The ideal aggregate size for the pour is 10mm. This flows nicely and will usually compact better than the larger 20mm stones, which can cause hang ups around heavier reinforcement. 

Having a smaller aggregate also has advantages in the pumping. A 3 inch hose is ideal and most pump operators will not use a 3 inch hose with larger aggregates as this is more likely to block.

Target Slump

Next is the slump.  This needs to be wet enough to be pumped and to fill the voids under proper compaction. However if too wet it will create higher pressure in the formwork.  Concrete slump refers to the amount that the concrete inside a 300mm high cone will slump down when the cone is lifted up (think making sandcastles on the beach). 

Slump can be a target slump or a slump range. Slump ranges are specified as: 

  • S1 – 0mm to 50mm  
  • S2 -50mm to 90mm 
  • S3 – 100mm to 150mm 
  • S4 – 160mm to 200mm 
  • S5 – 210 and above 

After this level we are down to a different test by measuring  by how far it spreads out from the centre. 

The ideal slump for us is around 100mm.  This flows nicely and the very open nature of the Polarwall formwork means we get good compaction. Some systems complicated, convoluted shapes in their ties structure may need to have a higher slump to achieve adequate compaction. This specification is a guide for Polarwall which may be of some use to others. 

Read more about pouring concrete into insulated formwork.

If you have any questions about Insulated Concrete Formwork Concrete Specification get in touch today.

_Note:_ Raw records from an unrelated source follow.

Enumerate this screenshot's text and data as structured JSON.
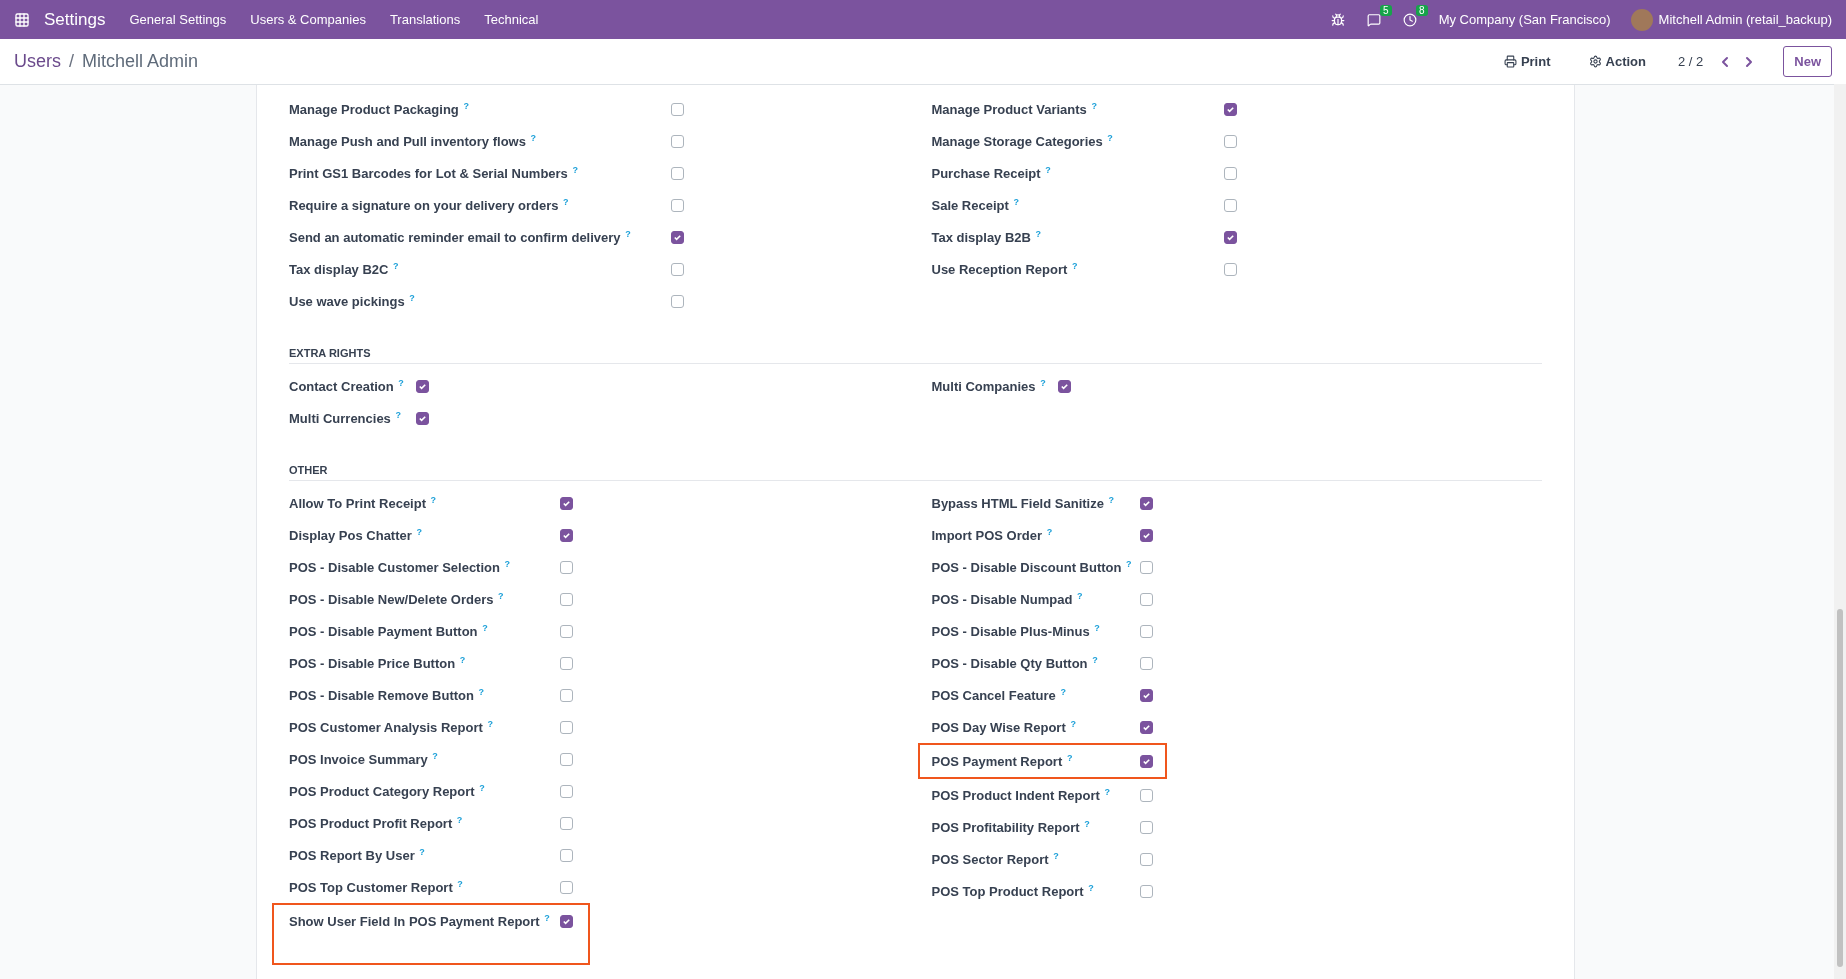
{
  "navbar": {
    "app": "Settings",
    "menu": [
      "General Settings",
      "Users & Companies",
      "Translations",
      "Technical"
    ],
    "systray": [
      {
        "kind": "bug"
      },
      {
        "kind": "chat",
        "badge": "5"
      },
      {
        "kind": "clock",
        "badge": "8"
      }
    ],
    "company": "My Company (San Francisco)",
    "user": "Mitchell Admin (retail_backup)"
  },
  "control_panel": {
    "breadcrumb": [
      "Users",
      "/",
      "Mitchell Admin"
    ],
    "print": "Print",
    "action": "Action",
    "pager": "2 / 2",
    "new_button": "New"
  },
  "sections": [
    {
      "columns": [
        [
          {
            "label": "Manage Product Packaging $^{?}$",
            "checked": false,
            "highlighted": false
          },
          {
            "label": "Manage Push and Pull inventory flows $^{?}$",
            "checked": false,
            "highlighted": false
          },
          {
            "label": "Print GS1 Barcodes for Lot & Serial Numbers $^{?}$",
            "checked": false,
            "highlighted": false
          },
          {
            "label": "Require a signature on your delivery orders $^{?}$",
            "checked": false,
            "highlighted": false
          },
          {
            "label": "Send an automatic reminder email to confirm delivery $^{?}$",
            "checked": true,
            "highlighted": false
          },
          {
            "label": "Tax display B2C $^{?}$",
            "checked": false,
            "highlighted": false
          },
          {
            "label": "Use wave pickings $^{?}$",
            "checked": false,
            "highlighted": false
          }
        ],
        [
          {
            "label": "Manage Product Variants $^{?}$",
            "checked": true,
            "highlighted": false
          },
          {
            "label": "Manage Storage Categories $^{?}$",
            "checked": false,
            "highlighted": false
          },
          {
            "label": "Purchase Receipt $^{?}$",
            "checked": false,
            "highlighted": false
          },
          {
            "label": "Sale Receipt $^{?}$",
            "checked": false,
            "highlighted": false
          },
          {
            "label": "Tax display B2B $^{?}$",
            "checked": true,
            "highlighted": false
          },
          {
            "label": "Use Reception Report $^{?}$",
            "checked": false,
            "highlighted": false
          }
        ]
      ]
    },
    {
      "title": "EXTRA RIGHTS",
      "columns": [
        [
          {
            "label": "Contact Creation $^{?}$",
            "checked": true,
            "highlighted": false
          },
          {
            "label": "Multi Currencies $^{?}$",
            "checked": true,
            "highlighted": false
          }
        ],
        [
          {
            "label": "Multi Companies $^{?}$",
            "checked": true,
            "highlighted": false
          }
        ]
      ]
    },
    {
      "title": "OTHER",
      "columns": [
        [
          {
            "label": "Allow To Print Receipt $^{?}$",
            "checked": true,
            "highlighted": false
          },
          {
            "label": "Display Pos Chatter $^{?}$",
            "checked": true,
            "highlighted": false
          },
          {
            "label": "POS - Disable Customer Selection $^{?}$",
            "checked": false,
            "highlighted": false
          },
          {
            "label": "POS - Disable New/Delete Orders $^{?}$",
            "checked": false,
            "highlighted": false
          },
          {
            "label": "POS - Disable Payment Button $^{?}$",
            "checked": false,
            "highlighted": false
          },
          {
            "label": "POS - Disable Price Button $^{?}$",
            "checked": false,
            "highlighted": false
          },
          {
            "label": "POS - Disable Remove Button $^{?}$",
            "checked": false,
            "highlighted": false
          },
          {
            "label": "POS Customer Analysis Report $^{?}$",
            "checked": false,
            "highlighted": false
          },
          {
            "label": "POS Invoice Summary $^{?}$",
            "checked": false,
            "highlighted": false
          },
          {
            "label": "POS Product Category Report $^{?}$",
            "checked": false,
            "highlighted": false
          },
          {
            "label": "POS Product Profit Report $^{?}$",
            "checked": false,
            "highlighted": false
          },
          {
            "label": "POS Report By User $^{?}$",
            "checked": false,
            "highlighted": false
          },
          {
            "label": "POS Top Customer Report $^{?}$",
            "checked": false,
            "highlighted": false
          },
          {
            "label": "Show User Field In POS Payment Report $^{?}$",
            "checked": true,
            "highlighted": true
          }
        ],
        [
          {
            "label": "Bypass HTML Field Sanitize $^{?}$",
            "checked": true,
            "highlighted": false
          },
          {
            "label": "Import POS Order $^{?}$",
            "checked": true,
            "highlighted": false
          },
          {
            "label": "POS - Disable Discount Button $^{?}$",
            "checked": false,
            "highlighted": false
          },
          {
            "label": "POS - Disable Numpad $^{?}$",
            "checked": false,
            "highlighted": false
          },
          {
            "label": "POS - Disable Plus-Minus $^{?}$",
            "checked": false,
            "highlighted": false
          },
          {
            "label": "POS - Disable Qty Button $^{?}$",
            "checked": false,
            "highlighted": false
          },
          {
            "label": "POS Cancel Feature $^{?}$",
            "checked": true,
            "highlighted": false
          },
          {
            "label": "POS Day Wise Report $^{?}$",
            "checked": true,
            "highlighted": false
          },
          {
            "label": "POS Payment Report $^{?}$",
            "checked": true,
            "highlighted": true
          },
          {
            "label": "POS Product Indent Report $^{?}$",
            "checked": false,
            "highlighted": false
          },
          {
            "label": "POS Profitability Report $^{?}$",
            "checked": false,
            "highlighted": false
          },
          {
            "label": "POS Sector Report $^{?}$",
            "checked": false,
            "highlighted": false
          },
          {
            "label": "POS Top Product Report $^{?}$",
            "checked": false,
            "highlighted": false
          }
        ]
      ]
    }
  ]
}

The various sections above cover the main topics for Insulated Concrete Formwork (ICF) construction both above and below ground. 

Do not use this as an alternative to what your chosen manufacturer recommends.  We can do things with Polarwall that ICF blocks can’t do and there may some things that you do with other ICFs that Polarwall can’t do. For example our instructions on vibrating the concrete may not be wise on some EPS block systems. 

We want to add to and develop this section, so we welcome all your questions, suggestions for topics and feedback.  If you want to go deeper into a topic please let us know.  This advice hub does not replace our training (or any other companies training) and you still need to avail yourself of our FREE training course.

Have a question or suggestion not listed here? Feel free to contact us